● PROBLEM REQUIREMENTS: For the string "Publié", find every matching line in the records and copy it.

● Excerpts from an interface dataset:
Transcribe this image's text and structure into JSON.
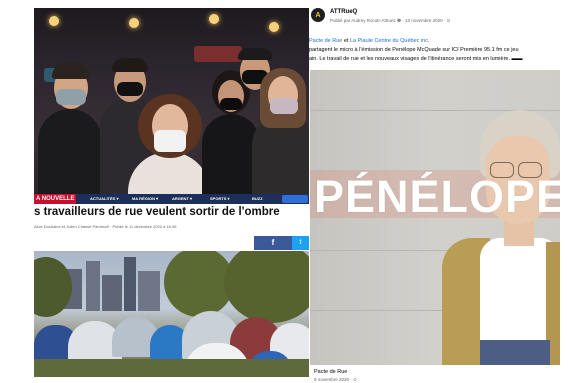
{
  "news_article": {
    "brand": "A NOUVELLE",
    "nav_items": [
      "ACTUALITÉS ▾",
      "MA RÉGION ▾",
      "ARGENT ▾",
      "SPORTS ▾",
      "BUZZ"
    ],
    "headline": "s travailleurs de rue veulent sortir de l'ombre",
    "byline": "Alice Duchaine et Julien Chassé Pamesoll · Publié le 11 décembre 2020 à 16:35",
    "share_facebook": "f",
    "share_twitter": "t"
  },
  "fb_post": {
    "avatar_letter": "A",
    "page_name": "ATTRueQ",
    "meta": "Publié par Audrey Rocotr-Attruez ❷ · 10 novembre 2020 · ⊙",
    "text_link_1": "Pacte de Rue",
    "text_connector": " et ",
    "text_link_2": "La Piaule Centre du Québec inc.",
    "text_line_2": "partagent le micro à l'émission de Penélope McQuade sur ICI Première 95.1 fm ce jeu",
    "text_line_3": "ain. Le travail de rue et les nouveaux visages de l'itinérance seront mis en lumière. ▬▬",
    "graphic_title": "PÉNÉLOPE",
    "link_title": "Pacte de Rue",
    "link_date": "9 novembre 2020 · ⊙"
  }
}
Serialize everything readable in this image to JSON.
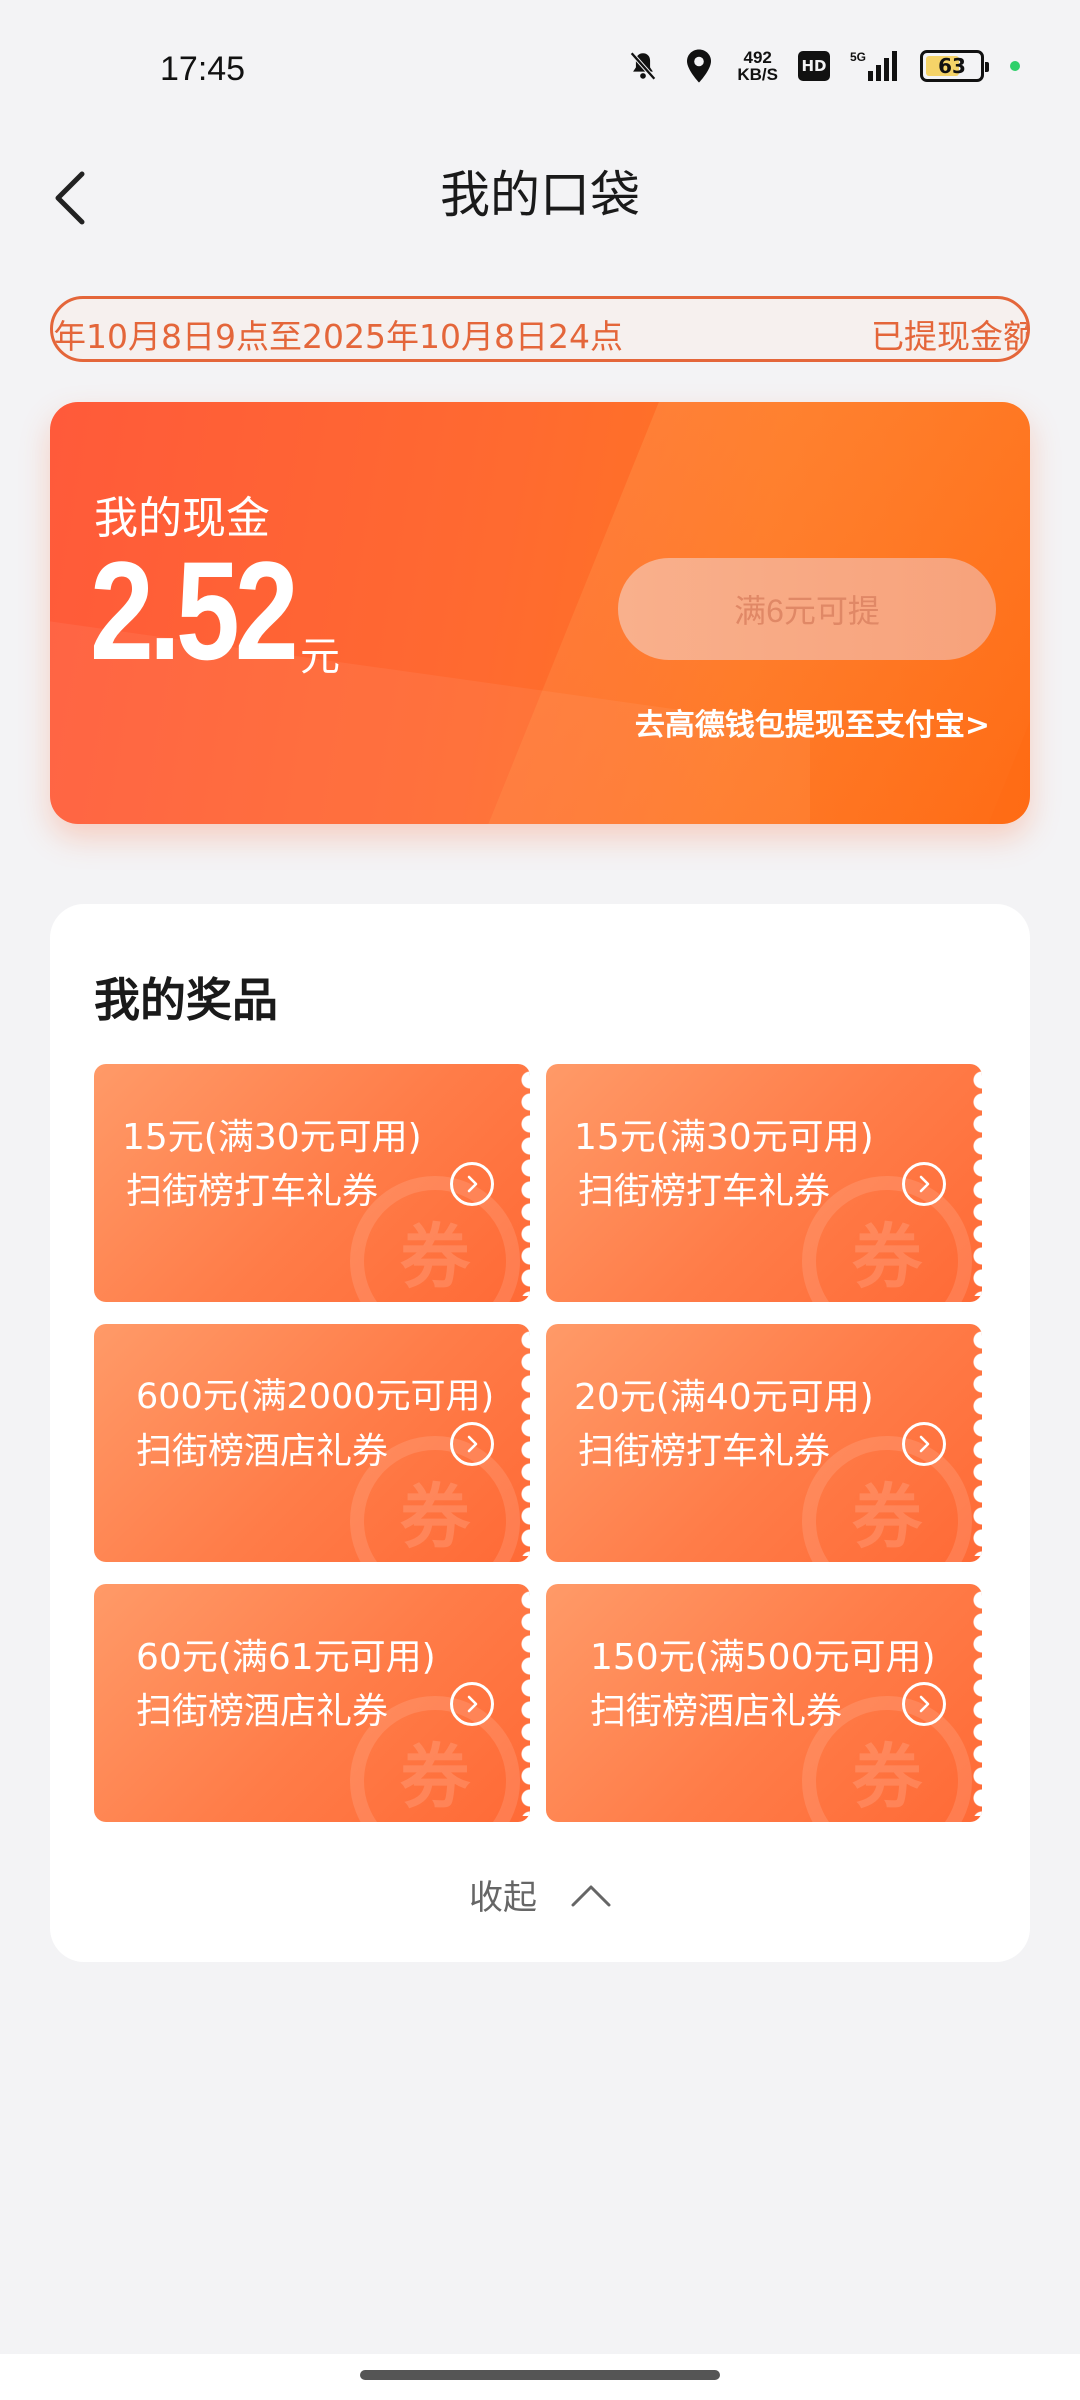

● EXERCISE OUTPUT:
    "byline": "Alice Duchaine et Julien Chassé Pamesoll · Publié le 11 décembre 2020 à 16:35",
    "meta": "Publié par Audrey Rocotr-Attruez ❷ · 10 novembre 2020 · ⊙",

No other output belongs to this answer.